Since he broke onto the scene in 1977 with his ultra-bizarre experimental film Eraserhead, David Lynch has remained one of cinema’s most eccentric personalities both on and off screen (check out what he did for his long-time muse, Laura Dern). Now fans will get to see what shaped this curious visionary when Row House Cinema presents the Pittsburgh premiere of David Lynch: The Art Life.

The documentary from Jon Nguyen, Rick Barnes, and Olivia Neergaard looks at Lynch’s art, music, and films, shining a light into the dark corners of his unique world and giving audiences a better understanding of the man and the artist. Shot over a four-year span, the film offers private views from Lynch’s compound and painting studio in the hills high above Hollywood, as he tells personal stories that informed his early works.

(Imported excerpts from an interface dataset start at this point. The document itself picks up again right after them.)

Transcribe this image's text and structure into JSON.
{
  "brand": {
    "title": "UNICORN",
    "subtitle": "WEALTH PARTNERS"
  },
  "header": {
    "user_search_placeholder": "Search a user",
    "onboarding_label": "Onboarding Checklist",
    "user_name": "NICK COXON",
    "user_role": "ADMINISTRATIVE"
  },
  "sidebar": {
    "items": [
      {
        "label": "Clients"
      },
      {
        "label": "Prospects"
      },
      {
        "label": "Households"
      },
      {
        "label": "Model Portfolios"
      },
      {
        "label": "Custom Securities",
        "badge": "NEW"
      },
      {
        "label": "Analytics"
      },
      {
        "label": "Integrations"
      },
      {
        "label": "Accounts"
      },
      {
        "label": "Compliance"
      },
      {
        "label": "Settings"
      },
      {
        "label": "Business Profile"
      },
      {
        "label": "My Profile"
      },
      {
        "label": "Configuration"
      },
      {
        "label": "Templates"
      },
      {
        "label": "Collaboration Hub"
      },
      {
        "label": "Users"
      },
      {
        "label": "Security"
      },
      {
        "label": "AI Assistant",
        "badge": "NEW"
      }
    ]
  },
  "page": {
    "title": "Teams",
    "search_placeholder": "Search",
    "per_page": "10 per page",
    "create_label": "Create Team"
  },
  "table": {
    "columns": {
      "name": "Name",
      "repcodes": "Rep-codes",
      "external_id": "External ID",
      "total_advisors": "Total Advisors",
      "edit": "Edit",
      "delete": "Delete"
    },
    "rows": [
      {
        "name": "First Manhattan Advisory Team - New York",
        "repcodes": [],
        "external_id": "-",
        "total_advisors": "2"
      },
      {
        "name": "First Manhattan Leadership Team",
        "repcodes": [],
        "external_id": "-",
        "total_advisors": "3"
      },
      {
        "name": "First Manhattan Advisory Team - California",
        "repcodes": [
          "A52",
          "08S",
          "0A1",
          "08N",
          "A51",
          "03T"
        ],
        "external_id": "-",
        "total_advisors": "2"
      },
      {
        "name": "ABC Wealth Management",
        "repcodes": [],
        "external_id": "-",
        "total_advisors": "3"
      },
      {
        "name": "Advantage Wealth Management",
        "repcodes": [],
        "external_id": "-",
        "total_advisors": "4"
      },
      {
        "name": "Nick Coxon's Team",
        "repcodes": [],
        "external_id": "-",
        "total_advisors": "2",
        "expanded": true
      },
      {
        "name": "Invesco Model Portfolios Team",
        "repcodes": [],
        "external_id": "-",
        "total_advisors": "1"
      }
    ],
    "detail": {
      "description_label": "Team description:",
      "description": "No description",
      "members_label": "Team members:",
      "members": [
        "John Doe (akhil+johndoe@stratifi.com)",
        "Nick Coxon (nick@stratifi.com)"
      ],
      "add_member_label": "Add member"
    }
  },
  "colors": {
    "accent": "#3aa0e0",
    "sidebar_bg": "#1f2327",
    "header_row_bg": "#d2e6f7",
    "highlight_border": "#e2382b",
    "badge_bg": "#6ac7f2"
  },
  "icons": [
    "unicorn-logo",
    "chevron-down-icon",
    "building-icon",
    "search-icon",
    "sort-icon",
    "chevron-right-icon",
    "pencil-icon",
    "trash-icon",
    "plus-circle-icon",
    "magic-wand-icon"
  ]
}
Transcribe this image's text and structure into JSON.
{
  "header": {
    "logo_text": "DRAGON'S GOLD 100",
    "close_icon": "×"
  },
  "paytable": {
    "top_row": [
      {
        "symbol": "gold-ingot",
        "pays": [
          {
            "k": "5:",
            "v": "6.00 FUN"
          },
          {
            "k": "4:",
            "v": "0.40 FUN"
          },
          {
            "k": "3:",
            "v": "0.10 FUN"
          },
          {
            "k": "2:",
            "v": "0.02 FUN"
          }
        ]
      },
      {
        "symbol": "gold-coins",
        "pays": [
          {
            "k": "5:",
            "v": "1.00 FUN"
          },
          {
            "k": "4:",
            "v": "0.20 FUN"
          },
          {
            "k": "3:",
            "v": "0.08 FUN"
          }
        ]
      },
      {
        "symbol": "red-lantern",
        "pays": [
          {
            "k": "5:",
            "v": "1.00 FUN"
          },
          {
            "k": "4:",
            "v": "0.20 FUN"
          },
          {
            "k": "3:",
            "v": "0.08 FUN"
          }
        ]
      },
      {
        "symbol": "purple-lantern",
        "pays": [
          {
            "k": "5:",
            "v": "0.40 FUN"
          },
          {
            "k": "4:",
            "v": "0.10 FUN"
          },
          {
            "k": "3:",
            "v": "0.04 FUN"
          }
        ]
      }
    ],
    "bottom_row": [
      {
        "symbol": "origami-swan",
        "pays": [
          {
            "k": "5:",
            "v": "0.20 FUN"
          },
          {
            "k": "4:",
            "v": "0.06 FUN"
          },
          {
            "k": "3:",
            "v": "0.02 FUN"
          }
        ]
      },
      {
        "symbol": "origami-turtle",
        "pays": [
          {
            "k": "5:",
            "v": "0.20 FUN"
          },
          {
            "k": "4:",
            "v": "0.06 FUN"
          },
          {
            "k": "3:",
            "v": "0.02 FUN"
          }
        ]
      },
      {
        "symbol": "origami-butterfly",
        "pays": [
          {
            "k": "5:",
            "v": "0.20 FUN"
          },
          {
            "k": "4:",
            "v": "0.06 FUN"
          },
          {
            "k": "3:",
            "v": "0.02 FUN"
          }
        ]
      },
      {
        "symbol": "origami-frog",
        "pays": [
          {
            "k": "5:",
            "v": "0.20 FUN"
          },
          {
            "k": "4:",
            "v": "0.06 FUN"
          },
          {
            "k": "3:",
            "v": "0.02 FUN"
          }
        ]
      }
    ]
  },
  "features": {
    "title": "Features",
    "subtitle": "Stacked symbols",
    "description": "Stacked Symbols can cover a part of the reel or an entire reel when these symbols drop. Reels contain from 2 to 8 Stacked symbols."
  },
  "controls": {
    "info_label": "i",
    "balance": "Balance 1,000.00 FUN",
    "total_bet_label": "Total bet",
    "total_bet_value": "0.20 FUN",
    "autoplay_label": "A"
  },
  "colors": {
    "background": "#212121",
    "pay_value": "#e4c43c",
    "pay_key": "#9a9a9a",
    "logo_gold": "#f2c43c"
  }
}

David Lynch: The Art Life screens from May 26-June 1 as part of The Artistry of David Lynch week.